It’s also very computationally intensive. That’s why movie makers rely on vast numbers of servers, or rendering farms. And it can take days, even weeks, to render complex special effects.

To be sure, many factors contribute to the overall graphics quality and performance of ray tracing. In fact, because ray tracing is so computationally intensive, it’s often used for rendering those areas or objects in a scene that benefit the most in visual quality and realism from the technique, while the rest of the scene is rendered using rasterization. Rasterization can still deliver excellent graphics quality.

What’s Next?

As GPUs continue to grow more powerful, putting ray tracing to work for ever more people is the next logical step. For example, armed with ray-tracing tools such as Arnold from Autodesk, V-Ray from Chaos Group or Pixar’s Renderman — and powerful GPUs — product designers and architects use ray tracing to generate photorealistic mockups of their products in seconds, letting them collaborate better and skip expensive prototyping.

Ray tracing has proven itself to architects and lighting designers, who are using its capabilities to model how light interacts with their designs.

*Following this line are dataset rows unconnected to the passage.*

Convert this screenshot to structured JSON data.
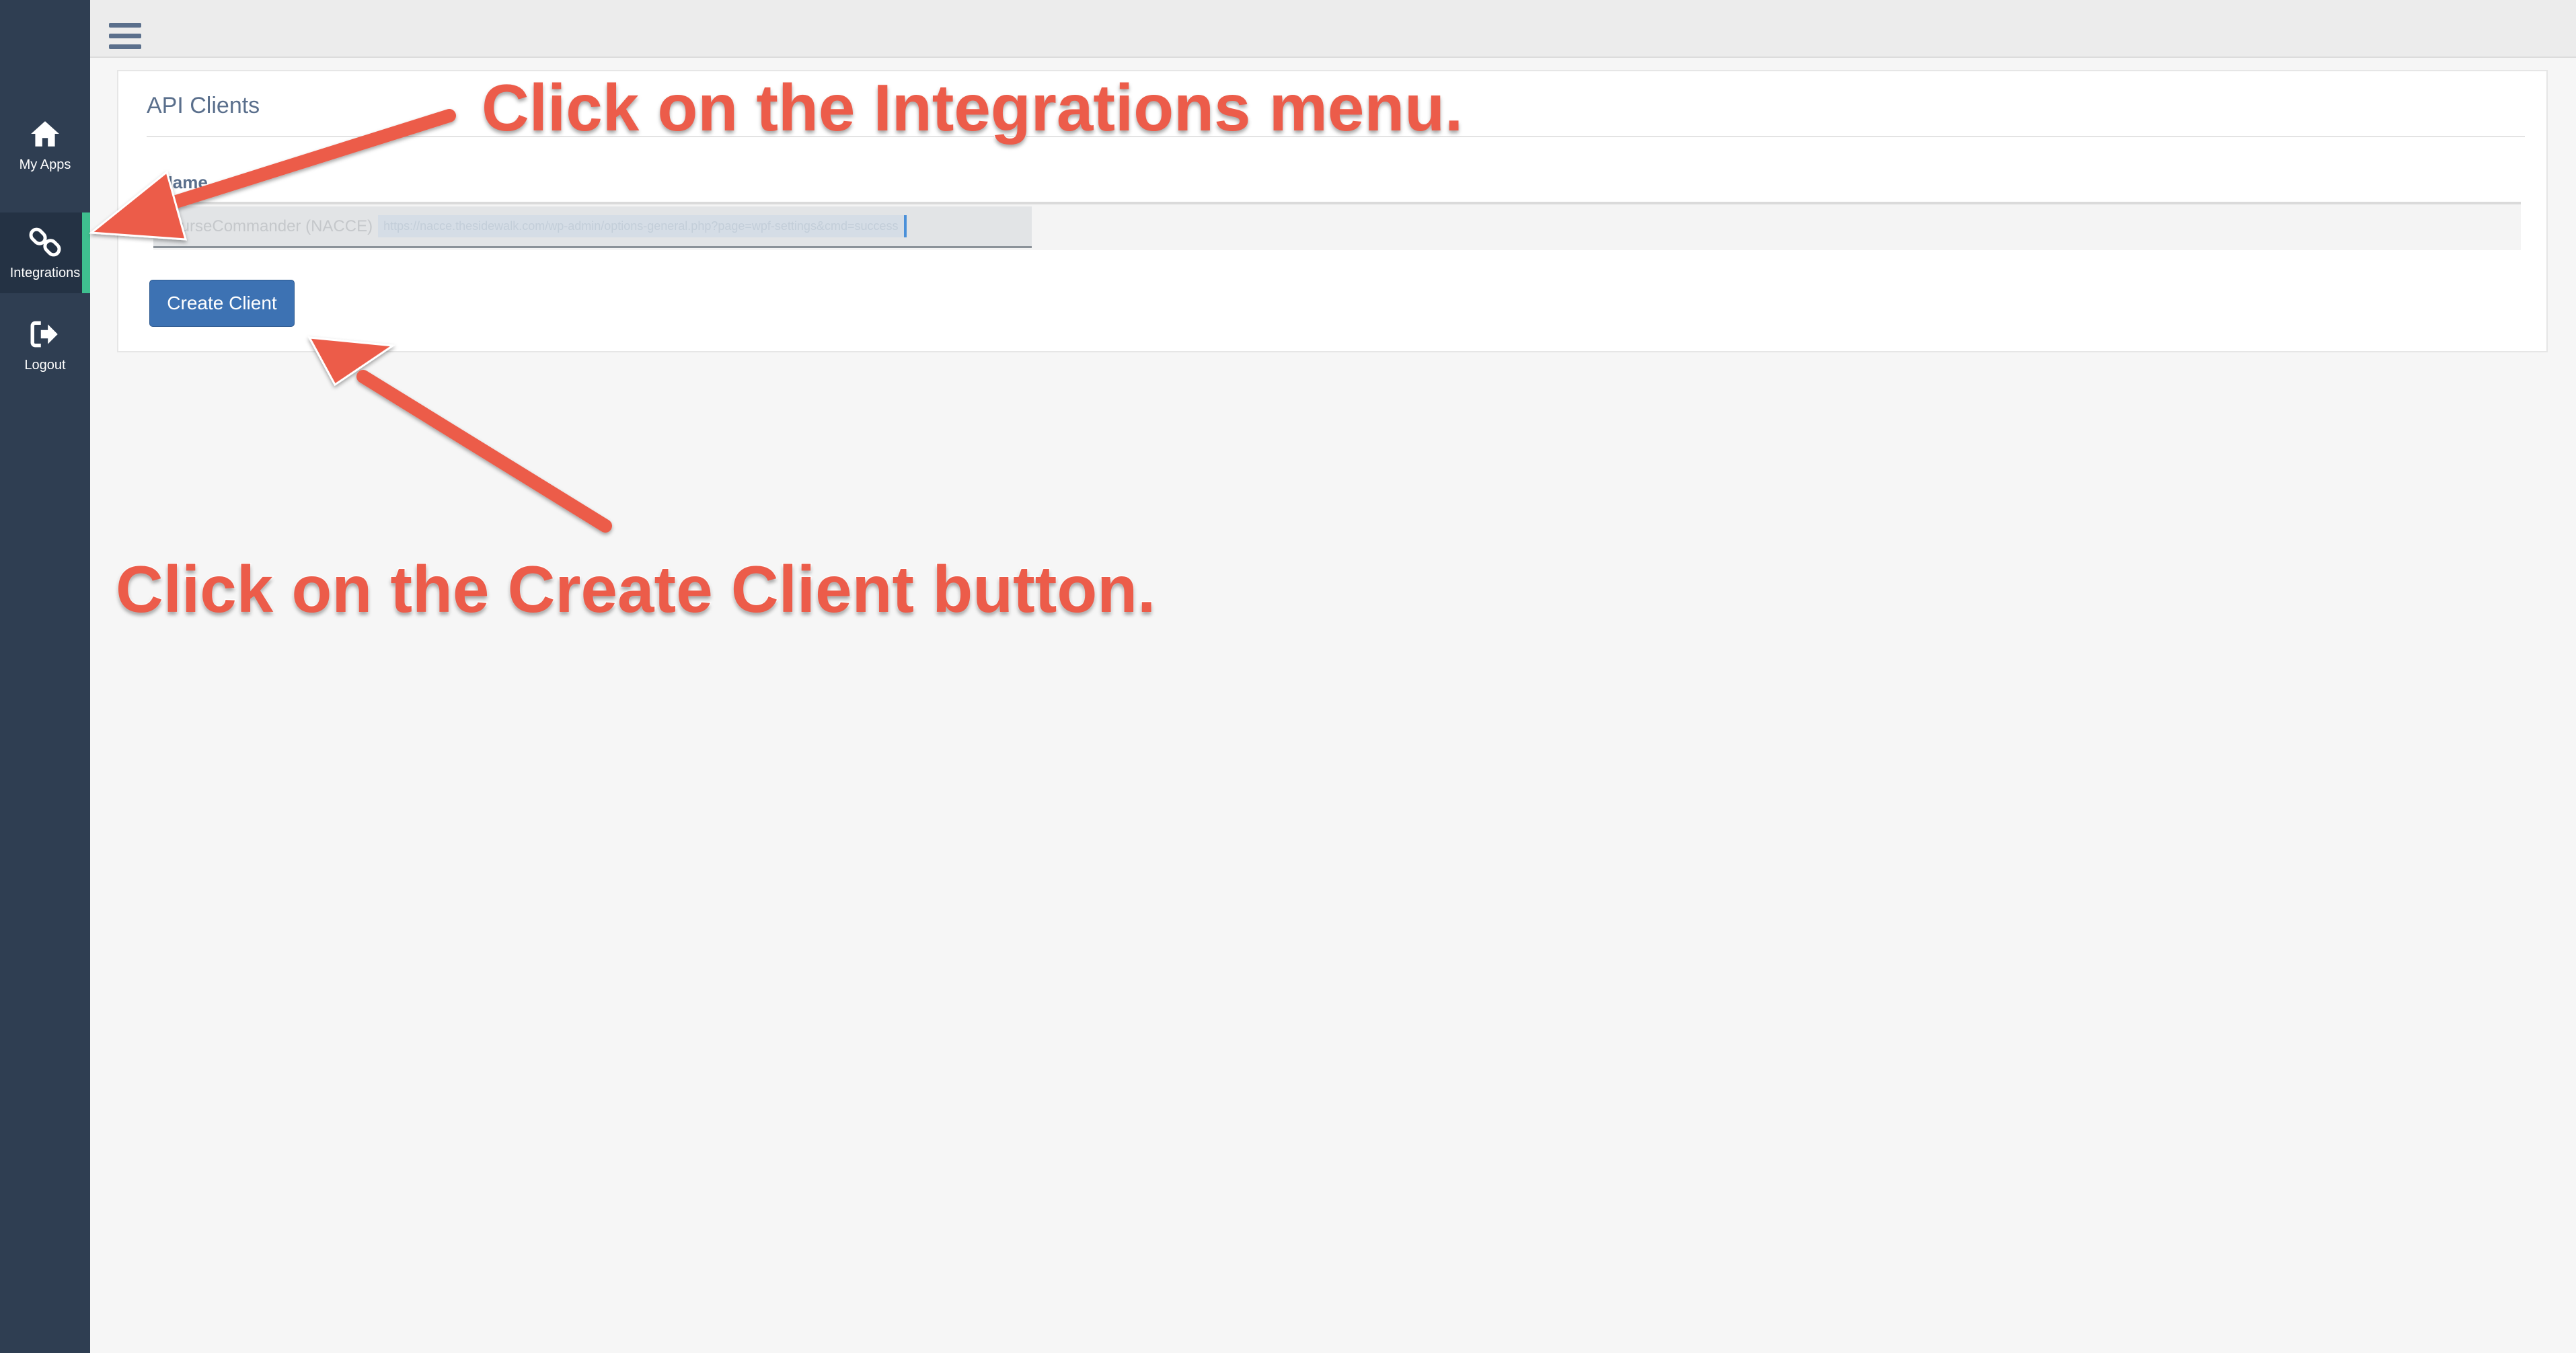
{
  "sidebar": {
    "items": [
      {
        "label": "My Apps",
        "icon": "home-icon"
      },
      {
        "label": "Integrations",
        "icon": "link-icon",
        "active": true
      },
      {
        "label": "Logout",
        "icon": "logout-icon"
      }
    ],
    "active_color": "#3fbf8f"
  },
  "topbar": {
    "menu_icon": "hamburger-menu-icon"
  },
  "panel": {
    "title": "API Clients",
    "table": {
      "columns": [
        "Name"
      ],
      "rows": [
        {
          "name": "CourseCommander (NACCE)",
          "url": "https://nacce.thesidewalk.com/wp-admin/options-general.php?page=wpf-settings&cmd=success"
        }
      ]
    },
    "create_button_label": "Create Client"
  },
  "annotations": {
    "step1": "Click on the Integrations menu.",
    "step2": "Click on the Create Client button."
  },
  "colors": {
    "annotation": "#ec5c4a",
    "primary_button": "#3d72b3",
    "sidebar_bg": "#2f3e52"
  }
}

As GPUs offer ever more computing power, video games are the next frontier for this technology. On Monday, NVIDIA announced NVIDIA RTX, a ray-tracing technology that brings real-time, movie-quality rendering to game developers. It’s the result of a decade of work in computer graphics algorithms and GPU architectures.

It consists of a ray-tracing engine running on NVIDIA Volta architecture GPUs. It’s designed to support ray tracing through a variety of interfaces. NVIDIA partnered with Microsoft to enable full RTX support via Microsoft’s new DirectX Raytracing (DXR) API.

And to help game developers take advantage of these capabilities, NVIDIA also announced the GameWorks SDK will add a ray tracing denoiser module. The updated GameWorks SDK, coming soon, includes ray-traced area shadows and ray-traced glossy reflections.

All of this will give game developers, and others, the ability to bring ray-tracing techniques to their work to create more realistic reflections, shadows and refractions. As a result, the games you enjoy at home will get more of the cinematic qualities of a Hollywood blockbuster.

The downside: You’ll have to make your own popcorn.

Check out “Physically Based Rendering: From Theory to Implementation,” by Matt Phar, Wenzel Jakob and Greg Humphreys. It offers both mathematical theories and practical techniques for putting modern photorealistic rendering to work.

Want to know what this means for gamers? See “NVIDIA RTX Technology: Making Real-Time Ray Tracing A Reality for Games,” on Developer? See “Introduction to NVIDIA RTX for Ray Tracing.”

The post What’s the Difference Between Ray Tracing and Rasterization? appeared first on The Official NVIDIA Blog.